An agreement among Evolva’s biggest stockholders to release only a small proportion of shares subject to a lockup has averted a big price drop today (Event - Evolva lockup expiry will unleash volatility, December 10, 2010). The next task for the company is to prove its value before a large chunk of shares still held by the Swiss biotech’s original venture capital backers are released at the end of May.
With a recombinant technology that uses yeast to yield small-molecule pharmaceutical, consumer health and nutritional products, Evolva is resting its pharma hopes on two anti-infectives in pre-clinical development and an anti-thrombotic now in phase I studies. The group says it has sufficient cash to fund its operations through 2012, and should have proof-of-concept on its lead product before then to make it available for partnership, chief executive Neil Goldsmith says.
Mr Goldsmith says the company has different pathways for its pharmaceutical candidates. Lead product is blood thinner EV-077, which will be partnering following phase II proof-of-concept studies that are planned to start next summer. The compound makes use of a fairly novel target, the thromboxin receptor, and Mr Goldsmith says Evolva will be able to differentiate EV-077 from other blood-thinners by blocking a platelet aggregation pathway unique to diabetics, which causes arterial thrombosis.
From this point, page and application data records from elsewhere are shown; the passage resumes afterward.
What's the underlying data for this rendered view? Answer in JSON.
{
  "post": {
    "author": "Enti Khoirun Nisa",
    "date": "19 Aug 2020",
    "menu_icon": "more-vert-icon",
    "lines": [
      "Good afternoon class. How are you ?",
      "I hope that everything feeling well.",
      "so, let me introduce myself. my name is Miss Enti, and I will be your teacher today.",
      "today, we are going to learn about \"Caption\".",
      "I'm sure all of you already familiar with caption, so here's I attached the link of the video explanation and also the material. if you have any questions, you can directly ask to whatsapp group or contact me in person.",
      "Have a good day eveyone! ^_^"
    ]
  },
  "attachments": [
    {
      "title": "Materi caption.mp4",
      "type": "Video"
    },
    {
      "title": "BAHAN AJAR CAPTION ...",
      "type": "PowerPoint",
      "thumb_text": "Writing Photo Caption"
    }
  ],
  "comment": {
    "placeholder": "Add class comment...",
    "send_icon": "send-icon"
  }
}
Still in pre-clinical stages is EV-086, a broad-spectrum antifungal that could be used in both systemic and topical settings, may be able to be partnered on phase I data. Meanwhile, development of the broad-spectrum antiviral EV-075 is being supported through a contract with the US Defence Threat Reduction Agency. The antiviral has a novel mechanism of action, inhibiting a virus’ ability to suppress the immune response. Thus it appears to have wide application for such diseases as ebola, Marburg virus and influenza.
The current contract with the US military expires September 30, 2011, and the company hopes to negotiate a new one to allow it to take the compound into the clinic. Under the contract, Evolva retains all intellectual property rights, allowing it to pursue other partnerships.
While Evolva does need partnerships to move these products to market, because of big pharma’s retrenchment mode Mr Goldsmith says he foresees that much of the company’s commercial activity in the near future will centre on nutritional applications for its technology. Although it already has a deal with Roche around cancer and infectious disease discovery.
Certainly, being able to make use of its technology in another sector, and one with lower risks, gives Evolva a little more freedom to move, especially at a time when big pharma is simultaneously facing down both recession-driven belt-tightening and a loss of markets to generic manufacturers.
The food and flavourings business – the group has partnered two nutrition products and is working with the Danish government to develop a synthetic biology vanilla production process – has the potential to give the company steady income that can then fund the high-risk, high-return pharma line.
“Most pharma companies are restructuring,” Mr Goldsmith says. “The shift from growth to decline changes mindsets a lot. They aren’t in a mindset to be embracing significant new technology.
“I think we will have a number of deals around our technology,” he says. “I think the balance of those deals will be less traditionally where biotech has gotten its deals in and more in adjacent sectors. In terms of technology the sector that is most aggressively looking for new technology is not big pharma.”
Still locked up
Whether or not the market believes in the technology or the strategy remains unclear as most of Evolva's shares remain under lock and key, as they were when the company was momentarily valued at more than $1bn (Evolva share surge prompts head scratching, January 11, 2010).
The slow-bleed plan released 9% of the company’s total shares today under a coordinated sale plan – forcing prices down 4% to SFr1.87 in late-day trading - with more to become available if there is sufficient demand. This suggests a larger discharge might have resulted in a bigger loss. Before today, only 15% of the company’s shares were in free float.
On May 24, an additional 37% of the company shares will be available for sale, with the balance following on September 1.
The slow-bleed strategy is intended to “give small investors some assurance that the big investors are in for the long-term and not for quick returns,” said Evolva chairman Erich Schlick, a general partner of Wellington Partners, which held 8.5% of the company’s shares under the lockup.
Industry observers note that the lockup’s extension may allow for a soft landing, although the value will probably not be evident until May 24.
“The company knows its current share price is decoupled from its value,” says Andrew Weiss, an analyst with Vontobel, who has set a price target of SFr1.40 on the stock, with a “reduce” recommendation. “(Investors) recognise that they cannot all run for the door at once.”
Evolva has made the best of a difficult situation with the lock up and the agreement among shareholders is certainly postive. With the company playing up the chances of near-term dealmaking on the nutritional and consumer health side, Evolva faces the task of demonstrating its value over the next five months.